Entries from a dataset of interfaces:
· · ·

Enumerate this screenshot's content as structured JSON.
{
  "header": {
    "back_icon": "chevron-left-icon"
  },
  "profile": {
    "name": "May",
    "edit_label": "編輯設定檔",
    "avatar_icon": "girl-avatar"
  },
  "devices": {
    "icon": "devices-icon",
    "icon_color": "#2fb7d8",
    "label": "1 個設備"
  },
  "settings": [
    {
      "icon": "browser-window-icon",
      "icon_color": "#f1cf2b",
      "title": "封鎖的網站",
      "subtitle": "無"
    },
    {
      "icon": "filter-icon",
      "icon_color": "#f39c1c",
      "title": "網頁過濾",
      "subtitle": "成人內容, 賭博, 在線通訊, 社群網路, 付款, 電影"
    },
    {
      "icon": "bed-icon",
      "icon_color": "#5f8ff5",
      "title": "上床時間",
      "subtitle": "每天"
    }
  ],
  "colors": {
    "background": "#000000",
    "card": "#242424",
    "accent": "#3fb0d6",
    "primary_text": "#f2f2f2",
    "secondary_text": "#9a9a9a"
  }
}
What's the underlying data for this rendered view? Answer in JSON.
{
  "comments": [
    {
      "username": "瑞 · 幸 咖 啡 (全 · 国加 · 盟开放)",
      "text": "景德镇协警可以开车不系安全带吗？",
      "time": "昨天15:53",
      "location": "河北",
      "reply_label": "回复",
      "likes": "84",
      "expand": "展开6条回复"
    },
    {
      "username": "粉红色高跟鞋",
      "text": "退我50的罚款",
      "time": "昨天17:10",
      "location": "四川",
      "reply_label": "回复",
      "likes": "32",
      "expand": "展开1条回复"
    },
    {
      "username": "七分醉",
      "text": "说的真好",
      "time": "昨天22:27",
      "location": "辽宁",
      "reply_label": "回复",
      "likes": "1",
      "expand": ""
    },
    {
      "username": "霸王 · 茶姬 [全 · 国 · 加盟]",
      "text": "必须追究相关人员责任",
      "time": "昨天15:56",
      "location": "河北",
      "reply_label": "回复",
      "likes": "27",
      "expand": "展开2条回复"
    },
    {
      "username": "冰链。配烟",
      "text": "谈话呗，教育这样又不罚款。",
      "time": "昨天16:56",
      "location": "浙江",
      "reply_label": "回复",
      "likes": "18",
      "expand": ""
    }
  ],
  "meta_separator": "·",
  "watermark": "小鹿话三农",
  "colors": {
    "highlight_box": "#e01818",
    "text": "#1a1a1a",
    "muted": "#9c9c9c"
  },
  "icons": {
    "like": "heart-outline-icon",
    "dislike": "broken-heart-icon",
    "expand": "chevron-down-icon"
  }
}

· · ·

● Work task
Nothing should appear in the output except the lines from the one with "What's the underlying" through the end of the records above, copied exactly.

● Response to this task
What's the underlying data for this rendered view? Answer in JSON.
{
  "comments": [
    {
      "username": "瑞 · 幸 咖 啡 (全 · 国加 · 盟开放)",
      "text": "景德镇协警可以开车不系安全带吗？",
      "time": "昨天15:53",
      "location": "河北",
      "reply_label": "回复",
      "likes": "84",
      "expand": "展开6条回复"
    },
    {
      "username": "粉红色高跟鞋",
      "text": "退我50的罚款",
      "time": "昨天17:10",
      "location": "四川",
      "reply_label": "回复",
      "likes": "32",
      "expand": "展开1条回复"
    },
    {
      "username": "七分醉",
      "text": "说的真好",
      "time": "昨天22:27",
      "location": "辽宁",
      "reply_label": "回复",
      "likes": "1",
      "expand": ""
    },
    {
      "username": "霸王 · 茶姬 [全 · 国 · 加盟]",
      "text": "必须追究相关人员责任",
      "time": "昨天15:56",
      "location": "河北",
      "reply_label": "回复",
      "likes": "27",
      "expand": "展开2条回复"
    },
    {
      "username": "冰链。配烟",
      "text": "谈话呗，教育这样又不罚款。",
      "time": "昨天16:56",
      "location": "浙江",
      "reply_label": "回复",
      "likes": "18",
      "expand": ""
    }
  ],
  "meta_separator": "·",
  "watermark": "小鹿话三农",
  "colors": {
    "highlight_box": "#e01818",
    "text": "#1a1a1a",
    "muted": "#9c9c9c"
  },
  "icons": {
    "like": "heart-outline-icon",
    "dislike": "broken-heart-icon",
    "expand": "chevron-down-icon"
  }
}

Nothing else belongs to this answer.